Assigned task |
Each entry must appear in the answer exactly as it does here.

[Source records]
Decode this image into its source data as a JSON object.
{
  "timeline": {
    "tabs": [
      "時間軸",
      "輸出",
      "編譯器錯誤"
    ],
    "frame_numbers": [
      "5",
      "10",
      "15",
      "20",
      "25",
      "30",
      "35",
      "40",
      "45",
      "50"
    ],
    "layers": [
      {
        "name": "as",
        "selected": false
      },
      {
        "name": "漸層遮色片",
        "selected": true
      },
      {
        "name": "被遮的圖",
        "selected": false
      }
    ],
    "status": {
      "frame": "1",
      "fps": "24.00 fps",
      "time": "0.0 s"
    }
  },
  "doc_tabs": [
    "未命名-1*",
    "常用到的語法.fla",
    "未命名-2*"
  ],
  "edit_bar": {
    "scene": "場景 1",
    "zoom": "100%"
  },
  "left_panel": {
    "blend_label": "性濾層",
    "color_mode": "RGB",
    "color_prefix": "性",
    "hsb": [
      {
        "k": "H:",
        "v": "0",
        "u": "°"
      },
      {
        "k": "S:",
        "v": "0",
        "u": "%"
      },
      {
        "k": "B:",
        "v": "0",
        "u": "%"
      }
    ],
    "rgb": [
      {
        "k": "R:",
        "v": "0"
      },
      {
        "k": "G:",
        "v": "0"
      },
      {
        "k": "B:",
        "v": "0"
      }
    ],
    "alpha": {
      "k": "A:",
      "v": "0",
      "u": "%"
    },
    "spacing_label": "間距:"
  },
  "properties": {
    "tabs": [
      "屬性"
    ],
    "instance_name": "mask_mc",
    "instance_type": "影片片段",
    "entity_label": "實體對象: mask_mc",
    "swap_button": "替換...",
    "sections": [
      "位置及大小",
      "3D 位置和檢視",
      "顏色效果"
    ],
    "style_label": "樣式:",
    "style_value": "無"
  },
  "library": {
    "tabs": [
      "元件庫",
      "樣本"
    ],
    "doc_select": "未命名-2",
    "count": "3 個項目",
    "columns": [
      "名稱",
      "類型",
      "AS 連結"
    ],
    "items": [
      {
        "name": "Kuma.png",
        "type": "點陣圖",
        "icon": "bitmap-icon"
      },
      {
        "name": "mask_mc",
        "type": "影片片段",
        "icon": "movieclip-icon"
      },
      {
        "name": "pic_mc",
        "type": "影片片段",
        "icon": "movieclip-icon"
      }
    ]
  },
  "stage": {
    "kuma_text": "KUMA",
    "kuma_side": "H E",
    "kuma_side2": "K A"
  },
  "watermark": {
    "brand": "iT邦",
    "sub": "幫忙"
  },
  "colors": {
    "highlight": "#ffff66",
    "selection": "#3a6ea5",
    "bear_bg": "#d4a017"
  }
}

Written answer |
Decode this image into its source data as a JSON object.
{
  "timeline": {
    "tabs": [
      "時間軸",
      "輸出",
      "編譯器錯誤"
    ],
    "frame_numbers": [
      "5",
      "10",
      "15",
      "20",
      "25",
      "30",
      "35",
      "40",
      "45",
      "50"
    ],
    "layers": [
      {
        "name": "as",
        "selected": false
      },
      {
        "name": "漸層遮色片",
        "selected": true
      },
      {
        "name": "被遮的圖",
        "selected": false
      }
    ],
    "status": {
      "frame": "1",
      "fps": "24.00 fps",
      "time": "0.0 s"
    }
  },
  "doc_tabs": [
    "未命名-1*",
    "常用到的語法.fla",
    "未命名-2*"
  ],
  "edit_bar": {
    "scene": "場景 1",
    "zoom": "100%"
  },
  "left_panel": {
    "blend_label": "性濾層",
    "color_mode": "RGB",
    "color_prefix": "性",
    "hsb": [
      {
        "k": "H:",
        "v": "0",
        "u": "°"
      },
      {
        "k": "S:",
        "v": "0",
        "u": "%"
      },
      {
        "k": "B:",
        "v": "0",
        "u": "%"
      }
    ],
    "rgb": [
      {
        "k": "R:",
        "v": "0"
      },
      {
        "k": "G:",
        "v": "0"
      },
      {
        "k": "B:",
        "v": "0"
      }
    ],
    "alpha": {
      "k": "A:",
      "v": "0",
      "u": "%"
    },
    "spacing_label": "間距:"
  },
  "properties": {
    "tabs": [
      "屬性"
    ],
    "instance_name": "mask_mc",
    "instance_type": "影片片段",
    "entity_label": "實體對象: mask_mc",
    "swap_button": "替換...",
    "sections": [
      "位置及大小",
      "3D 位置和檢視",
      "顏色效果"
    ],
    "style_label": "樣式:",
    "style_value": "無"
  },
  "library": {
    "tabs": [
      "元件庫",
      "樣本"
    ],
    "doc_select": "未命名-2",
    "count": "3 個項目",
    "columns": [
      "名稱",
      "類型",
      "AS 連結"
    ],
    "items": [
      {
        "name": "Kuma.png",
        "type": "點陣圖",
        "icon": "bitmap-icon"
      },
      {
        "name": "mask_mc",
        "type": "影片片段",
        "icon": "movieclip-icon"
      },
      {
        "name": "pic_mc",
        "type": "影片片段",
        "icon": "movieclip-icon"
      }
    ]
  },
  "stage": {
    "kuma_text": "KUMA",
    "kuma_side": "H E",
    "kuma_side2": "K A"
  },
  "watermark": {
    "brand": "iT邦",
    "sub": "幫忙"
  },
  "colors": {
    "highlight": "#ffff66",
    "selection": "#3a6ea5",
    "bear_bg": "#d4a017"
  }
}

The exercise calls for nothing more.